So March has been super hectic for me. As I sit (well, I’m lying down) here and type this, I’m still wondering how I survived these past 3 weeks of March.
I nearly had to skip the Maldives trip due to overwhelming work, and I nearly missed my flight due to the sudden change of airline policy and I have to change the way I have been packing for dive trips the past 10 years. Too much stress!
Anyway, things are settling down, the trip went extremely well, and lessons have been learnt.
The MV Maldives Princess. If I only have one word to describe her, it would be WOW! Having been there previously, I thought that I would just enjoy myself to a lazy week of eating and diving, but she has managed to surprise me yet again! Now she has a huge slide, the new chef’s cooking is out of this world tasty, and the service from the crew is nothing short of fantastic.
The crew was there waiting for us on our arrival and they quickly took our bags and led us to the dhoni(that’s what they call the boats in the Maldives) that will transfer us to our home for the week, the Maldives Princess.
We arrived at night, and the crew had hot soup and bread as well as a Welcome drink waiting for us on board. A quick brief about the boat, and we were off to sort out our dive gear before going back to our rooms for a shower and sleep!
We started diving on day 2, and we did 3 dives.
First dive was a relatively simple check-out dive at the nearby Kurumba House Reef on North Male Atoll. The top starts off at a shallow 1-2m, perfect for snorkeling, and then sloping down to 30m to a sandy bottom.
We were greeted by a school of batfish during our descend, and the coral life here is healthy! Besides the colorful reef fish, here we saw tunas, fusiliers, boxfish, titan and clown triggerfish, and a couple of black tip reef sharks.
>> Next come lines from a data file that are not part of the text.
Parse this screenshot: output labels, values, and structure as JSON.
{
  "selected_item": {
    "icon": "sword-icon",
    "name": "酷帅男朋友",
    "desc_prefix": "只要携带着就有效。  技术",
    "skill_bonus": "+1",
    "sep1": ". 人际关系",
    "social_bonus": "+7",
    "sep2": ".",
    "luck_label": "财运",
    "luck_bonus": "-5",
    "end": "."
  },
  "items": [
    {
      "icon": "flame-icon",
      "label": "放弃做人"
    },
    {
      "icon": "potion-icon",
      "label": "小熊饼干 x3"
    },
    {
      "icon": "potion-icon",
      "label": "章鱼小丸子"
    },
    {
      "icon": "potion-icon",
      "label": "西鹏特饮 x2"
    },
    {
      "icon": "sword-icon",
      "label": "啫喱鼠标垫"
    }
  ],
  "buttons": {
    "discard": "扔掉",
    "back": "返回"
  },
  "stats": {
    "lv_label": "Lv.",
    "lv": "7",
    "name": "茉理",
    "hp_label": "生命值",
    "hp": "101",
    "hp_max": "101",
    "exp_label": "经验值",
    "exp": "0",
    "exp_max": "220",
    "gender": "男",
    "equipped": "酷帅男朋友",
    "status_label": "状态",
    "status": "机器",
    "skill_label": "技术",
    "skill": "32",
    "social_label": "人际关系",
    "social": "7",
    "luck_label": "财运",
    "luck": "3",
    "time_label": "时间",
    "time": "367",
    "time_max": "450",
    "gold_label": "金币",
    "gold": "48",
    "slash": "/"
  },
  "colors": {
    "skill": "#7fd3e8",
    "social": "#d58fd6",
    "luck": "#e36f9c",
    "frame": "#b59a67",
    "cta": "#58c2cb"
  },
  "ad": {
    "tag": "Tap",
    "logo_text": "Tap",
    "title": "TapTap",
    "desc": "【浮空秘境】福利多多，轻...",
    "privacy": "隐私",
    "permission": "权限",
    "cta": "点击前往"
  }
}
We surfaced to cloudy weather and rain, and the captain reckons we should head off to North Ari atoll right away to try out run the storm.
It was a 4 hour cruise from Male to North Ari atoll, and dolphins kept us company across the channel between the 2 atolls. Arriving at North Ari atoll, we quickly prepared for our next dive.
Dive number 2 was at Bathalla Kan Thila (thila means pinnacle in the local language), and it is the edge of a reef heading into the channel. The top starts off at 5m, before dropping off to 40-50m with a sandy stretch at about 35m. There was only a light current running on that day, but we still managed to see tunas, jacks, grey reef and white tip sharks amongst the millions of red tooth triggerfish.
Since we were in the area, we decided to wait until the evening to do our 3rd dive, which is at the world famous Maayaa Thila. Maayaa Thila in the North Ari atoll is well known for its night dive, where hungry white tip sharks, jacks, marble rays and moray eels all scour the reef to prey on sleeping reef fish. Maayaa Thila is a pinnacle that starts off at about 6m on top, and slopes down to 30+m with some overhangs all around. During our safety stop, I even managed to find an octopus out and about looking for food. In my opinion, the action at this dive site has slowed down, and there seems to be less sharks and rays seen here compared to before.
I’m gonna stop at day 2 on this post, and will continue documenting this adventure in the next couple of posts. Til then, dive safe!